The director places Prospero, the tormented father consumed by his failed relationship with his daughter Miranda, as the narrator of the drama. In a a satisfying but risqué dramatic resolution, marvelously performed by the late British actor John Gielgud in the title role, Prospero destroys his books.
Criticism piled up about the scene which, according to some authors, symbolizes an attempt to destroy reality itself. But it could also be interpreted, others argue, as a sobering reminder of the risks of unrestrained power.
If one considers that books can be stand-ins for lives and for memory itself, then when the protagonist exercises his power, he does it in the most deleterious way, effectively erasing from existence what and who he ultimately disagrees with.
THE THIRD EDITION
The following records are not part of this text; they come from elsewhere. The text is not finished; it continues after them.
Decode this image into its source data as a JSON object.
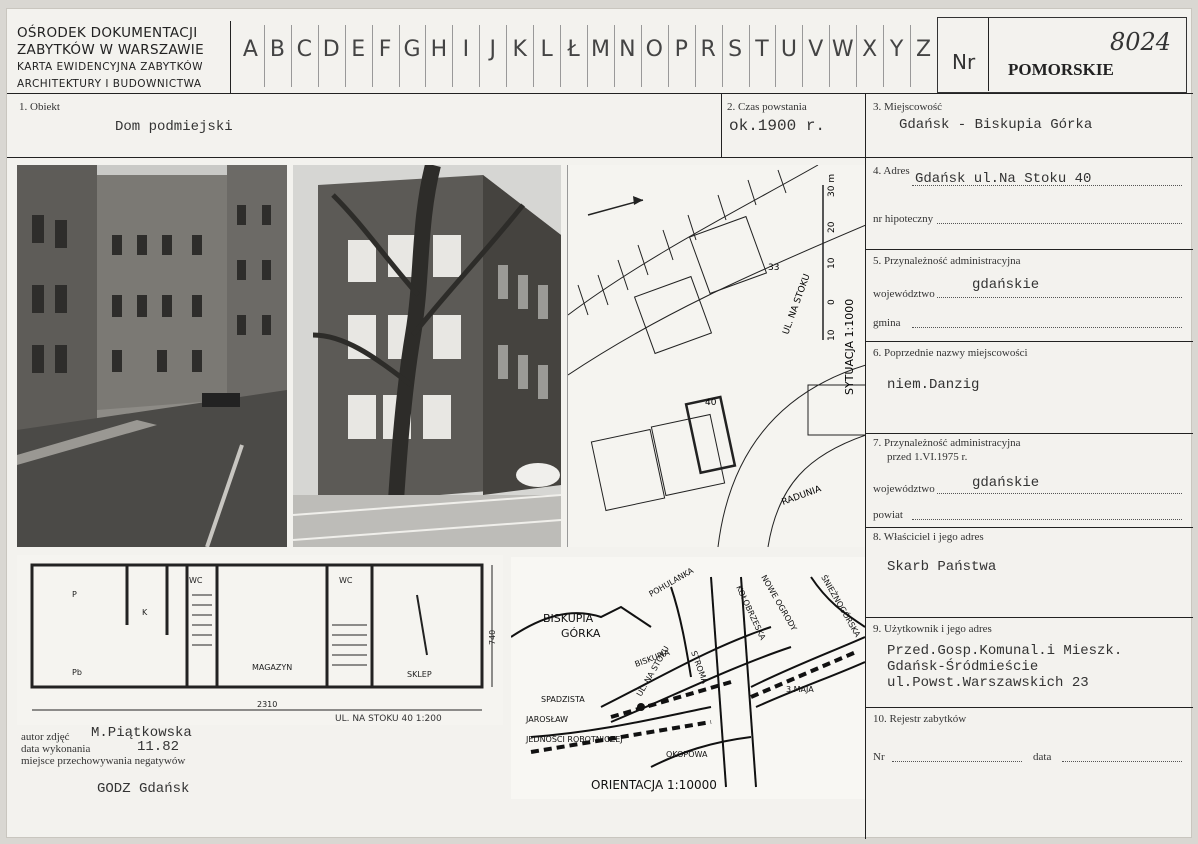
{
  "header": {
    "institution_lines": [
      "OŚRODEK DOKUMENTACJI",
      "ZABYTKÓW W WARSZAWIE"
    ],
    "card_lines": [
      "KARTA EWIDENCYJNA ZABYTKÓW",
      "ARCHITEKTURY I BUDOWNICTWA"
    ],
    "letters": [
      "A",
      "B",
      "C",
      "D",
      "E",
      "F",
      "G",
      "H",
      "I",
      "J",
      "K",
      "L",
      "Ł",
      "M",
      "N",
      "O",
      "P",
      "R",
      "S",
      "T",
      "U",
      "V",
      "W",
      "X",
      "Y",
      "Z"
    ],
    "nr_label": "Nr",
    "region": "POMORSKIE",
    "number": "8024"
  },
  "fields": {
    "object": {
      "label": "1. Obiekt",
      "value": "Dom podmiejski"
    },
    "date": {
      "label": "2. Czas powstania",
      "value": "ok.1900 r."
    },
    "place": {
      "label": "3. Miejscowość",
      "value": "Gdańsk - Biskupia Górka"
    },
    "address": {
      "label": "4. Adres",
      "value": "Gdańsk ul.Na Stoku 40"
    },
    "mortgage": {
      "label": "nr hipoteczny"
    },
    "admin": {
      "label": "5. Przynależność administracyjna",
      "voivodeship_label": "województwo",
      "voivodeship": "gdańskie",
      "commune_label": "gmina"
    },
    "former_names": {
      "label": "6. Poprzednie nazwy miejscowości",
      "value": "niem.Danzig"
    },
    "admin_before": {
      "label_1": "7. Przynależność administracyjna",
      "label_2": "przed 1.VI.1975 r.",
      "voivodeship_label": "województwo",
      "voivodeship": "gdańskie",
      "district_label": "powiat"
    },
    "owner": {
      "label": "8. Właściciel i jego adres",
      "value": "Skarb Państwa"
    },
    "user": {
      "label": "9. Użytkownik i jego adres",
      "lines": [
        "Przed.Gosp.Komunal.i Mieszk.",
        "Gdańsk-Śródmieście",
        "ul.Powst.Warszawskich 23"
      ]
    },
    "registry": {
      "label": "10. Rejestr zabytków",
      "nr_label": "Nr",
      "date_label": "data"
    }
  },
  "photo_meta": {
    "author_label": "autor zdjęć",
    "author": "M.Piątkowska",
    "date_label": "data wykonania",
    "date": "11.82",
    "storage_label": "miejsce przechowywania negatywów",
    "storage": "GODZ Gdańsk"
  },
  "site_plan": {
    "number": "33",
    "number_2": "40",
    "street": "UL. NA STOKU",
    "street_2": "RADUNIA",
    "scale": "SYTUACJA 1:1000",
    "scale_ticks": [
      "30 m",
      "20",
      "10",
      "0",
      "10"
    ]
  },
  "floor_plan": {
    "rooms": [
      "P",
      "K",
      "WC",
      "WC",
      "Pb",
      "MAGAZYN",
      "SKLEP"
    ],
    "width_dim": "2310",
    "depth_dim": "740",
    "caption": "UL. NA STOKU 40    1:200"
  },
  "orientation_map": {
    "labels": [
      "BISKUPIA",
      "GÓRKA",
      "POHULANKA",
      "BISKUPIA",
      "UL. NA STOKU",
      "STROMA",
      "SPADZISTA",
      "JAROSŁAW",
      "JEDNOŚCI ROBOTNICZEJ",
      "OKOPOWA",
      "3 MAJA",
      "ŚNIEŻNOGÓRSKA",
      "NOWE OGRODY",
      "KOŁOBRZESKA"
    ],
    "caption": "ORIENTACJA 1:10000"
  }
}
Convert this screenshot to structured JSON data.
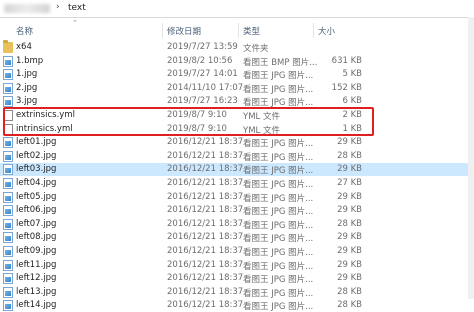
{
  "address": {
    "separator": "›",
    "path": "text"
  },
  "columns": {
    "name": "名称",
    "date": "修改日期",
    "type": "类型",
    "size": "大小"
  },
  "files": [
    {
      "name": "x64",
      "date": "2019/7/27 13:59",
      "type": "文件夹",
      "size": "",
      "icon": "folder-icon"
    },
    {
      "name": "1.bmp",
      "date": "2019/8/2 10:56",
      "type": "看图王 BMP 图片...",
      "size": "631 KB",
      "icon": "image-file-icon"
    },
    {
      "name": "1.jpg",
      "date": "2019/7/27 14:01",
      "type": "看图王 JPG 图片...",
      "size": "5 KB",
      "icon": "image-file-icon"
    },
    {
      "name": "2.jpg",
      "date": "2014/11/10 17:07",
      "type": "看图王 JPG 图片...",
      "size": "152 KB",
      "icon": "image-file-icon"
    },
    {
      "name": "3.jpg",
      "date": "2019/7/27 16:23",
      "type": "看图王 JPG 图片...",
      "size": "6 KB",
      "icon": "image-file-icon"
    },
    {
      "name": "extrinsics.yml",
      "date": "2019/8/7 9:10",
      "type": "YML 文件",
      "size": "2 KB",
      "icon": "document-icon"
    },
    {
      "name": "intrinsics.yml",
      "date": "2019/8/7 9:10",
      "type": "YML 文件",
      "size": "1 KB",
      "icon": "document-icon"
    },
    {
      "name": "left01.jpg",
      "date": "2016/12/21 18:37",
      "type": "看图王 JPG 图片...",
      "size": "29 KB",
      "icon": "image-file-icon"
    },
    {
      "name": "left02.jpg",
      "date": "2016/12/21 18:37",
      "type": "看图王 JPG 图片...",
      "size": "28 KB",
      "icon": "image-file-icon"
    },
    {
      "name": "left03.jpg",
      "date": "2016/12/21 18:37",
      "type": "看图王 JPG 图片...",
      "size": "29 KB",
      "icon": "image-file-icon"
    },
    {
      "name": "left04.jpg",
      "date": "2016/12/21 18:37",
      "type": "看图王 JPG 图片...",
      "size": "27 KB",
      "icon": "image-file-icon"
    },
    {
      "name": "left05.jpg",
      "date": "2016/12/21 18:37",
      "type": "看图王 JPG 图片...",
      "size": "29 KB",
      "icon": "image-file-icon"
    },
    {
      "name": "left06.jpg",
      "date": "2016/12/21 18:37",
      "type": "看图王 JPG 图片...",
      "size": "29 KB",
      "icon": "image-file-icon"
    },
    {
      "name": "left07.jpg",
      "date": "2016/12/21 18:37",
      "type": "看图王 JPG 图片...",
      "size": "28 KB",
      "icon": "image-file-icon"
    },
    {
      "name": "left08.jpg",
      "date": "2016/12/21 18:37",
      "type": "看图王 JPG 图片...",
      "size": "29 KB",
      "icon": "image-file-icon"
    },
    {
      "name": "left09.jpg",
      "date": "2016/12/21 18:37",
      "type": "看图王 JPG 图片...",
      "size": "29 KB",
      "icon": "image-file-icon"
    },
    {
      "name": "left11.jpg",
      "date": "2016/12/21 18:37",
      "type": "看图王 JPG 图片...",
      "size": "29 KB",
      "icon": "image-file-icon"
    },
    {
      "name": "left12.jpg",
      "date": "2016/12/21 18:37",
      "type": "看图王 JPG 图片...",
      "size": "29 KB",
      "icon": "image-file-icon"
    },
    {
      "name": "left13.jpg",
      "date": "2016/12/21 18:37",
      "type": "看图王 JPG 图片...",
      "size": "28 KB",
      "icon": "image-file-icon"
    },
    {
      "name": "left14.jpg",
      "date": "2016/12/21 18:37",
      "type": "看图王 JPG 图片...",
      "size": "28 KB",
      "icon": "image-file-icon"
    }
  ],
  "selected_index": 9,
  "colors": {
    "selection": "#cce8ff",
    "highlight_box": "#e02020",
    "header_text": "#4c607a"
  }
}
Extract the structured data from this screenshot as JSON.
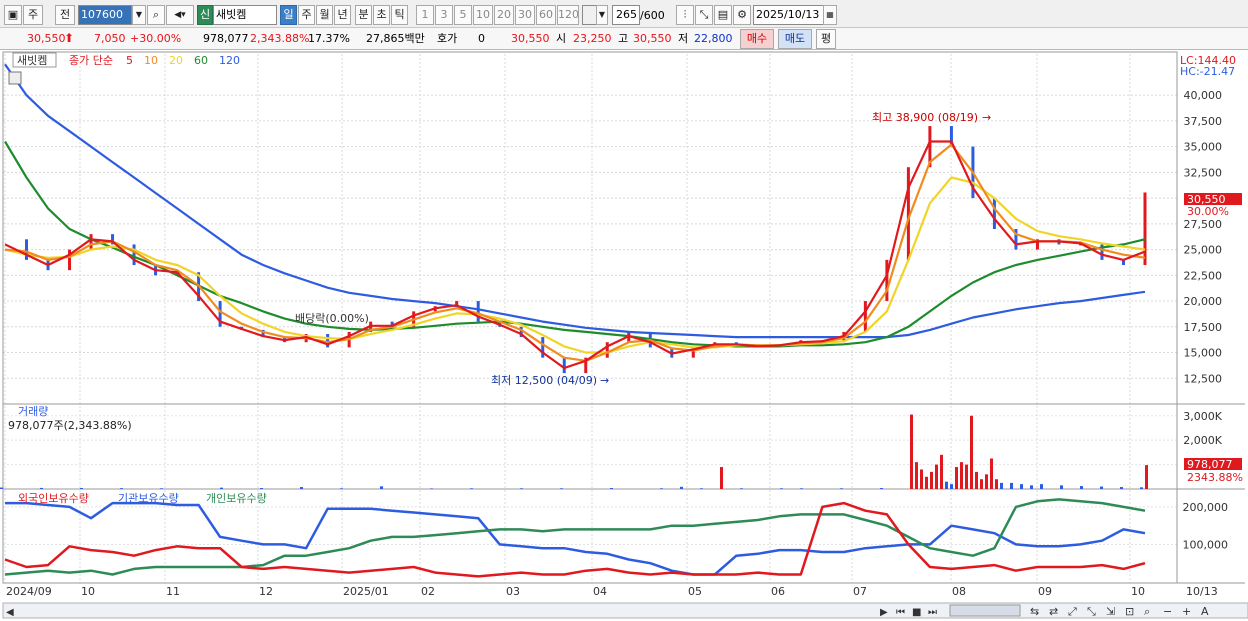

But not to worry, at least not for now. We’re absolutely not suggesting that members of the NYPD should’ve kept their knowledge of literature and film history current, before invading the OWS encampment. Or that even knowing that they could potentially be compared to some of the historic scourge of mankind would’ve prevented a few donated books from making it to the city’s landfills.
And it would be naive, and frankly, a stretch, to believe that the destruction of what’s known as the OWS People’s Library, third version, is the iconic fact that may indicate the dept of the repression the movement faced in its infancy, circa 2011, for historians and revolutionaries of the future.
We’d, though, be very careful before going around and emulating past documented acts of truculence and brutality, even when not directed at people but to objects, because these things have a way of creating legs and walking on their own.
ONE FOR THE BOOKS
Even for a current low-ranking member of the New York Finest, it’d be a contentious issue, several years from now, to argue with a young relative about one’s role in such an indefensible act. As Nazis and serial killers well know, for certain crimes there’s no such an excuse as, I can’t remember, or it was a long, long time ago.
– But, grandpa, it says here, that it was your precinct that invaded the park that November. Were you there too?